Why Wikidata uses references
Like in Wikipedia it is important that content can be verified by others to make sure it is correct and comes from a reliable source of information, such as a book, scientific publication, or newspaper article.
A Reference (or source) is used to point to specific sources that back up a claim in Wikidata. A reference can be a link to a URL or an item; for example, a book. Wikidata does not aim to answer the question of whether a statement is correct, but only whether the statement appears in a reference.
Reminder: An item refers to a real-world object, concept, or event that is given an identifier (an equivalent of a name) in Wikidata together with information about it.

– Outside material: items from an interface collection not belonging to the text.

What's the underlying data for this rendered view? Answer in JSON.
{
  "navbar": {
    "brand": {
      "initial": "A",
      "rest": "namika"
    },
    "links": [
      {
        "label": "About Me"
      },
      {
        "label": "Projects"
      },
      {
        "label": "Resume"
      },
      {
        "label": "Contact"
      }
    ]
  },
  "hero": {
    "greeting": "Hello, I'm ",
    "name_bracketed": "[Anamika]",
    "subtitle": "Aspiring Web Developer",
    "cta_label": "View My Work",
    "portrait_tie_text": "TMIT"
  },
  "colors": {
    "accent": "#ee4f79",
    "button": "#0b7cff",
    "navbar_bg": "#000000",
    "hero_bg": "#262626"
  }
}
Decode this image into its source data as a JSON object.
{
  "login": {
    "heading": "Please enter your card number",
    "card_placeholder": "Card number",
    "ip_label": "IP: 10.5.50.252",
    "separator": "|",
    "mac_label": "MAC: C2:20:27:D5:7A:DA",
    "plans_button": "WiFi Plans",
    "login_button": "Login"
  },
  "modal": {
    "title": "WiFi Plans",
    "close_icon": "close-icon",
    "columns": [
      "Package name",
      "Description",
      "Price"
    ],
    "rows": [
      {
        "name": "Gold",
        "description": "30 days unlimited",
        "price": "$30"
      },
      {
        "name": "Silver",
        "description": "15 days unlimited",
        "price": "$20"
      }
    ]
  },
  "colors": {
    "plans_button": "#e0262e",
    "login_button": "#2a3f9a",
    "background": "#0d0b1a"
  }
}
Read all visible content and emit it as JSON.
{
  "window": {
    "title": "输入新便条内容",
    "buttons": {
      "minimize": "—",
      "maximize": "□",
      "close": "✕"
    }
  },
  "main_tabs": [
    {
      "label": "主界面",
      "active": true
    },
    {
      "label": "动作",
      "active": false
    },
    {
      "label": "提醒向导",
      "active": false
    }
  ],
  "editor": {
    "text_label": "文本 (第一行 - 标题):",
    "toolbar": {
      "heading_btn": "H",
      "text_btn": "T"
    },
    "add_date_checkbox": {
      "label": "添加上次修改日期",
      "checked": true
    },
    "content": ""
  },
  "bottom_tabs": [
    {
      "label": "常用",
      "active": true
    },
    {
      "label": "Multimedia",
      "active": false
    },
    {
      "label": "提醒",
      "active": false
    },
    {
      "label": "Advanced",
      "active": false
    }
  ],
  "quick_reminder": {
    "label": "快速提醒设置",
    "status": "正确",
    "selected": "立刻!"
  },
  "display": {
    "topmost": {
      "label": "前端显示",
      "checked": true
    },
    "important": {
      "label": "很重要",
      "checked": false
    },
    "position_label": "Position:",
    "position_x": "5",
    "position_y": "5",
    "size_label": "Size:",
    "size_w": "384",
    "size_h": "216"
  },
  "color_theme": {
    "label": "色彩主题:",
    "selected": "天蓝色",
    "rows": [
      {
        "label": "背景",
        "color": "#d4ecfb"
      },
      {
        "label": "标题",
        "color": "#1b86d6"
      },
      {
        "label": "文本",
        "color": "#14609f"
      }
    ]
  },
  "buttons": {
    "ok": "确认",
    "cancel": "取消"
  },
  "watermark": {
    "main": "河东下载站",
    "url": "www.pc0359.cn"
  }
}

Statements are used in Wikidata to store and represent data about an item. On this page we see a statement about the property population with a value around 7 billion. You may have also noticed a button that says [add reference] under the statement. We can use this to add a reference to show where the information came from.
Wikidata has the ability to support a wide variety of perspectives about a subject.

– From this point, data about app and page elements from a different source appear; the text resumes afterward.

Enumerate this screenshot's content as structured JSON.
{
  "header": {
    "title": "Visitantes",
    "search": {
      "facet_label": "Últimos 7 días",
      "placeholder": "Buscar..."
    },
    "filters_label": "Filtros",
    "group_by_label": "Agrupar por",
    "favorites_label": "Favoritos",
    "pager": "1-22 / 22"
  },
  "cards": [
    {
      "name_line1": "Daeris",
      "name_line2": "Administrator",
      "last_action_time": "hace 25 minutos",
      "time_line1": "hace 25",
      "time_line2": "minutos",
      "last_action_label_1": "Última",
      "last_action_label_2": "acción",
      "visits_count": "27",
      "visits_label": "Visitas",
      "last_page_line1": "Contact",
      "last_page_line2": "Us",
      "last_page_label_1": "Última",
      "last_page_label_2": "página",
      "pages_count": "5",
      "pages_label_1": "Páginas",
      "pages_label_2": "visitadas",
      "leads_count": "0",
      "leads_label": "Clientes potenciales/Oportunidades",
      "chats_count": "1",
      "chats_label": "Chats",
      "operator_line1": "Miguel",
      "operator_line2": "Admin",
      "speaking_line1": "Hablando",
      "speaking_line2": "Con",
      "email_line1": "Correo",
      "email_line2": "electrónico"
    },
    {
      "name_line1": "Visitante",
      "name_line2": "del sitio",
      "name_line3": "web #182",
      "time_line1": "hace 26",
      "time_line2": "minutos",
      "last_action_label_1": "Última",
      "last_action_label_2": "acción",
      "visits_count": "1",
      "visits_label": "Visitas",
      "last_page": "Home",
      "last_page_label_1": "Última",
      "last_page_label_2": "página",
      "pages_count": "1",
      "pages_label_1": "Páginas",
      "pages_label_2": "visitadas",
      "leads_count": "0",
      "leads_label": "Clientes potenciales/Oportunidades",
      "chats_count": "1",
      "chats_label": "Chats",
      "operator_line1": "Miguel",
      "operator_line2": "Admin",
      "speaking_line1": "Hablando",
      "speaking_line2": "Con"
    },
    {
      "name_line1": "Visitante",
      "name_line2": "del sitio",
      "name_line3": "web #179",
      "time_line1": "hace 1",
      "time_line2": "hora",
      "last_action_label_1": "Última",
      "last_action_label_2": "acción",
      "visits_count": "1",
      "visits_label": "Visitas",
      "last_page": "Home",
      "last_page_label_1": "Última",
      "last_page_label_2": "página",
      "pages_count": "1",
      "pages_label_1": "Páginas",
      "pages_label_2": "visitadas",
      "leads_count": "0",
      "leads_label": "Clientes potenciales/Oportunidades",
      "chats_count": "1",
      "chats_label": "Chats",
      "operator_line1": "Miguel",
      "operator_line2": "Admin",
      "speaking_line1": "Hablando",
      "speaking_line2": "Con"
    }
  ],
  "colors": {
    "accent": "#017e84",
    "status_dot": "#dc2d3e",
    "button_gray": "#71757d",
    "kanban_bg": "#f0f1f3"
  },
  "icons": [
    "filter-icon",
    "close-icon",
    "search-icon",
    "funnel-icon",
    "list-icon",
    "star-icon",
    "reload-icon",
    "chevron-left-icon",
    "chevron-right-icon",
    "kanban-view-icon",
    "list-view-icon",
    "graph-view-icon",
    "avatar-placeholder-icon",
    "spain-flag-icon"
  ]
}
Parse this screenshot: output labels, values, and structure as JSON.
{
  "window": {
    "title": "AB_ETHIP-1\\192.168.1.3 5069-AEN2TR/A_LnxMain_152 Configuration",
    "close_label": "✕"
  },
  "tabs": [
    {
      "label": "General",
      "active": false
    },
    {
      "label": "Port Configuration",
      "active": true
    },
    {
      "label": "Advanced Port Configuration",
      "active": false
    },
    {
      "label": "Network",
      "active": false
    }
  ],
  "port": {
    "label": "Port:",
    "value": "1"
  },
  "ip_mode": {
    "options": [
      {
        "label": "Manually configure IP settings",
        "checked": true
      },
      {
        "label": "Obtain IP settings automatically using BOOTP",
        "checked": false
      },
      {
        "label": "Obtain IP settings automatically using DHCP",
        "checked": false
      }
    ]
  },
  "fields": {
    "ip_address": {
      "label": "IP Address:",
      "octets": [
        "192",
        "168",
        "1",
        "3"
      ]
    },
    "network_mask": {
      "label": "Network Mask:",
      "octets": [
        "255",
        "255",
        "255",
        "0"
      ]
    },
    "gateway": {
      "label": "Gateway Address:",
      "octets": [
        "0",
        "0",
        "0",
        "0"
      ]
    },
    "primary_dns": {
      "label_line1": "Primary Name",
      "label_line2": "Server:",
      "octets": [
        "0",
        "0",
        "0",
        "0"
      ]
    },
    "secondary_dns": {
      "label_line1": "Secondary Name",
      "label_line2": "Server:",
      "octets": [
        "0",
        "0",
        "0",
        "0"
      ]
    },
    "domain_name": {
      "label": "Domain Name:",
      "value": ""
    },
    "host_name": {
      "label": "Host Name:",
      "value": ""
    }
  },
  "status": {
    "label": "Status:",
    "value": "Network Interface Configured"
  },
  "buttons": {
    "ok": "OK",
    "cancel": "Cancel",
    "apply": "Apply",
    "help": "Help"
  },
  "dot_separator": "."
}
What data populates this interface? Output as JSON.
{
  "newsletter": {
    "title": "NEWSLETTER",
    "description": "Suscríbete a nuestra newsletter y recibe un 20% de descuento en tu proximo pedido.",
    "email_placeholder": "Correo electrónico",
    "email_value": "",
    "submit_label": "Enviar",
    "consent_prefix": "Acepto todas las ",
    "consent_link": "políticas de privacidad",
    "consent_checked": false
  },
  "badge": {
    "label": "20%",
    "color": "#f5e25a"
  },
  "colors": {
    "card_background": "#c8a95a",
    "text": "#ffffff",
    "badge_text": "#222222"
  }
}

References make it possible to record and represent multiple pieces of data on a subject, even if they contradict one another. As long as there is a reliable source for a statement it can be added to Wikidata.

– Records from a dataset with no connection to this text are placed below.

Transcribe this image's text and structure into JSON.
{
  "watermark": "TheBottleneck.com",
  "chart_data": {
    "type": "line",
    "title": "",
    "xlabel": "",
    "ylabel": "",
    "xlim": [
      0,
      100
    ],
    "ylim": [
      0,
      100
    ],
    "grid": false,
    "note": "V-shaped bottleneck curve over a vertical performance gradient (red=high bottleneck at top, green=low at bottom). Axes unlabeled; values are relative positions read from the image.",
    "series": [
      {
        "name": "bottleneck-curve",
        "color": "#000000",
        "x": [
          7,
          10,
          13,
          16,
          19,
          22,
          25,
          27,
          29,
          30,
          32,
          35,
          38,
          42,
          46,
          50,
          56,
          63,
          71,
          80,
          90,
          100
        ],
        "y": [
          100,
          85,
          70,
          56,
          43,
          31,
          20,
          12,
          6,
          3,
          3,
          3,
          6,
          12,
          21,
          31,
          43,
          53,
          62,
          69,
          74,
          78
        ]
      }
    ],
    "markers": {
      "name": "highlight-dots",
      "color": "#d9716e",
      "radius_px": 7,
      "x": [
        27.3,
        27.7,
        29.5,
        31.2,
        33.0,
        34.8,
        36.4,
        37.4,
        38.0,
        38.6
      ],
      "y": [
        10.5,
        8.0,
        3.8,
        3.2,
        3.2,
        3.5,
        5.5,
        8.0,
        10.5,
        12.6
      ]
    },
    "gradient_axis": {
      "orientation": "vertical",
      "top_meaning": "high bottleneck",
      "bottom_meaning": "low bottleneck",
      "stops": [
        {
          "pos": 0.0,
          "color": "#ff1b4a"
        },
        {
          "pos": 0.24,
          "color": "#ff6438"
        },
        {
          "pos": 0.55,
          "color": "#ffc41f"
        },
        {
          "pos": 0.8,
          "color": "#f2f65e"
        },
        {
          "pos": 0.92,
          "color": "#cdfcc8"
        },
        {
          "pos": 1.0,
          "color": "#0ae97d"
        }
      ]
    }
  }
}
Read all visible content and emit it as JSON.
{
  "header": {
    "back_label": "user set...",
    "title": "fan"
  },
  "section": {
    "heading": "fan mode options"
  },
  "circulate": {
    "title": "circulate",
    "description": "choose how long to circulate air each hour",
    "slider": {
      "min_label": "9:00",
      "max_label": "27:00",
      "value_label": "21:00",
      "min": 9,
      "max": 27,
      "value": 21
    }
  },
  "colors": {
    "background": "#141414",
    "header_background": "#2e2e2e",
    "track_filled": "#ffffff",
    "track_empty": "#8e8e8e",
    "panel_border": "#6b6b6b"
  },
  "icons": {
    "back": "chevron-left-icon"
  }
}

Recording multiple perspectives
Wikidata has the ability to support a wide variety of perspectives about a subject, Wikidata does this by having more than one statement on the same topic. For example the item for Earth could state the global population as:
While we know that it's not really possible for both of these dates to be correct, we can say that these values are correct according to a source of information. This is one of the ways in which Wikidata allows for a plurality of perspectives. This is also why Wikidata is known as a secondary database: it does not provide original research or pretend to have all the facts, instead it simply points to primary sources that do.
More on references
Here are some other useful things to know about references:
- References describe the origin, or source, of a statement.
- References are not always required. You don't need to include sources for values that are common knowledge, for example, that the president of a country is a human.
- References are like mini statements because they also consist of property-value pairs (more on this later).
- Sources are sometimes items on Wikidata, for example, a book like Encyclopedia of Life (Q82486) or a newspaper.
Types of reference source
There are two ways of describing a reference source used on Wikidata:
- A URL reference: a link to a web page.
- A Wikidata item reference: which uses another Wikidata item as a reference. This is usually done when the reference is a book, paper or other work which should have its own Wikidata item.
For more information see Help:Sources.
Creating a URL reference
The first kind of reference we will create is a 'URL reference'. To start to add a URL reference, click on [add reference].
We create a reference like a statement, so first we need to select the property reference URL (P854) for linking to external websites.
Add a URL
In this second box add the URL where the information comes from (in this case, the United States Census Bureau (Q637413) website):
Improving a reference
Lets improve this reference to make it more useful.
Click on the "add" button to include another part to your reference for this statement.
Reminder: Wikidata is a collaborative effort, and the more information you add about a source, the easiest it is for other Wikidata users to decide if it's a trusted source.
Publisher of URL
Start typing publisher (P123) and select it from the drop-down menu.
Publisher of URL
Now in the next field, start typing United States Census Bureau (Q637413) and click this option.
The final thing to do is to publish this information on Wikidata, to do this simply click ✓ publish.
Adding a reference from a Wikidata item
The second kind of reference uses a Wikidata item. This is usually done when the reference is a book, paper or other work which should have its own Wikidata item.
For more information see Help:Sources.
Find or create the item for the source
When the source that you would like to cite is a book, the first step is to search Wikidata to see if an item already exists. You can do this using the search bar in the top right of any Wikidata page.
If there is not yet an item for the source you'd like to reference, please create a new item for it. To do this take the Creating an item Tour from Wikidata:Tours (coming soon).
Click the "add reference" button for the second population statement now.
Start typing stated in and select it from the drop-down menu to add.
stated in (to be used in the references field to refer to the information document or database in which a claim is made; for qualifiers use P805)
Now we need to add the Wikidata item for the source. Note this must be to a specific publication, not simply the publisher.
The final thing to do is to publish this information on Wikidata. To do this simply click ✓ publish.
Congratulations! You've completed the References Tour.
You can now add references to Wikidata items to make them more useful for everyone.
Want to keep learning? Click here to return to the tours portal.
Still have questions? Talk to someone over live chat on IRC #wikidata or check out the following pages for help: